The act and NCLB say that the accommodations that it provides should be interpreted in concordance with federal civil rights laws. "As interpreted by the . Supreme Court, Congress, and federal civil rights officials, these provisions rely on terms like “affirmative steps” and “appropriate action” that give school districts the discretion to use a range of instructional approaches. As a result, under both Title VI and the EEOA, courts and federal enforcement agencies must decide on a case-by-case basis whether programs are in fact overcoming linguistic barriers to full participation."  The policy still remains highly debated at both the state and federal level.
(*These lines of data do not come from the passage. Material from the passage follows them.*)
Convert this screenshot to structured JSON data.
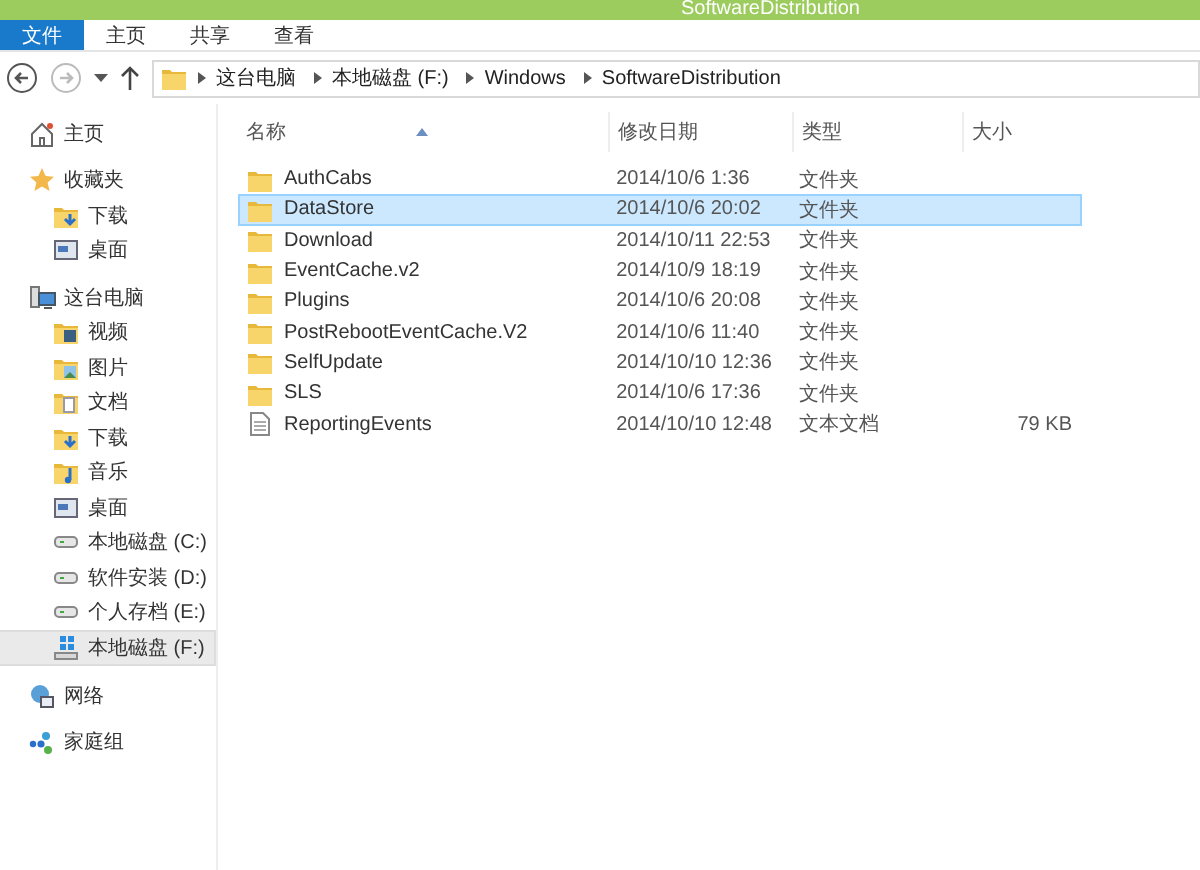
{
  "window": {
    "title": "SoftwareDistribution"
  },
  "ribbon_tabs": [
    {
      "label": "文件",
      "selected": true
    },
    {
      "label": "主页",
      "selected": false
    },
    {
      "label": "共享",
      "selected": false
    },
    {
      "label": "查看",
      "selected": false
    }
  ],
  "address_bar": {
    "path": [
      "这台电脑",
      "本地磁盘 (F:)",
      "Windows",
      "SoftwareDistribution"
    ]
  },
  "sidebar": {
    "items": [
      {
        "label": "主页",
        "kind": "home",
        "selected": false
      },
      {
        "label": "收藏夹",
        "kind": "star",
        "selected": false,
        "children": [
          {
            "label": "下载",
            "kind": "download",
            "selected": false
          },
          {
            "label": "桌面",
            "kind": "desktop",
            "selected": false
          }
        ]
      },
      {
        "label": "这台电脑",
        "kind": "pc",
        "selected": false,
        "children": [
          {
            "label": "视频",
            "kind": "video",
            "selected": false
          },
          {
            "label": "图片",
            "kind": "picture",
            "selected": false
          },
          {
            "label": "文档",
            "kind": "document",
            "selected": false
          },
          {
            "label": "下载",
            "kind": "download",
            "selected": false
          },
          {
            "label": "音乐",
            "kind": "music",
            "selected": false
          },
          {
            "label": "桌面",
            "kind": "desktop",
            "selected": false
          },
          {
            "label": "本地磁盘 (C:)",
            "kind": "drive",
            "selected": false
          },
          {
            "label": "软件安装 (D:)",
            "kind": "drive",
            "selected": false
          },
          {
            "label": "个人存档 (E:)",
            "kind": "drive",
            "selected": false
          },
          {
            "label": "本地磁盘 (F:)",
            "kind": "windrive",
            "selected": true
          }
        ]
      },
      {
        "label": "网络",
        "kind": "network",
        "selected": false
      },
      {
        "label": "家庭组",
        "kind": "homegroup",
        "selected": false
      }
    ]
  },
  "table": {
    "columns": [
      "名称",
      "修改日期",
      "类型",
      "大小"
    ],
    "rows": [
      {
        "kind": "folder",
        "name": "AuthCabs",
        "date": "2014/10/6 1:36",
        "type": "文件夹",
        "selected": false
      },
      {
        "kind": "folder",
        "name": "DataStore",
        "date": "2014/10/6 20:02",
        "type": "文件夹",
        "selected": true
      },
      {
        "kind": "folder",
        "name": "Download",
        "date": "2014/10/11 22:53",
        "type": "文件夹",
        "selected": false
      },
      {
        "kind": "folder",
        "name": "EventCache.v2",
        "date": "2014/10/9 18:19",
        "type": "文件夹",
        "selected": false
      },
      {
        "kind": "folder",
        "name": "Plugins",
        "date": "2014/10/6 20:08",
        "type": "文件夹",
        "selected": false
      },
      {
        "kind": "folder",
        "name": "PostRebootEventCache.V2",
        "date": "2014/10/6 11:40",
        "type": "文件夹",
        "selected": false
      },
      {
        "kind": "folder",
        "name": "SelfUpdate",
        "date": "2014/10/10 12:36",
        "type": "文件夹",
        "selected": false
      },
      {
        "kind": "folder",
        "name": "SLS",
        "date": "2014/10/6 17:36",
        "type": "文件夹",
        "selected": false
      },
      {
        "kind": "file",
        "name": "ReportingEvents",
        "date": "2014/10/10 12:48",
        "type": "文本文档",
        "size": "79 KB",
        "selected": false
      }
    ]
  }
}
In an ESL classroom, students who teach many different languages are all taught by the same teacher. The teacher only speaks English and is not required to speak the native language of any members of the class. In ESL classes in elementary school, non English speaking students are generally taken out of their regular classroom for a period of time to learn English. In middle and high school, students take an ESL class in place of an elective. All teaching is done in English. Students sometimes feel singled out and awkward when pulled out of regular classes to go to their ESL class.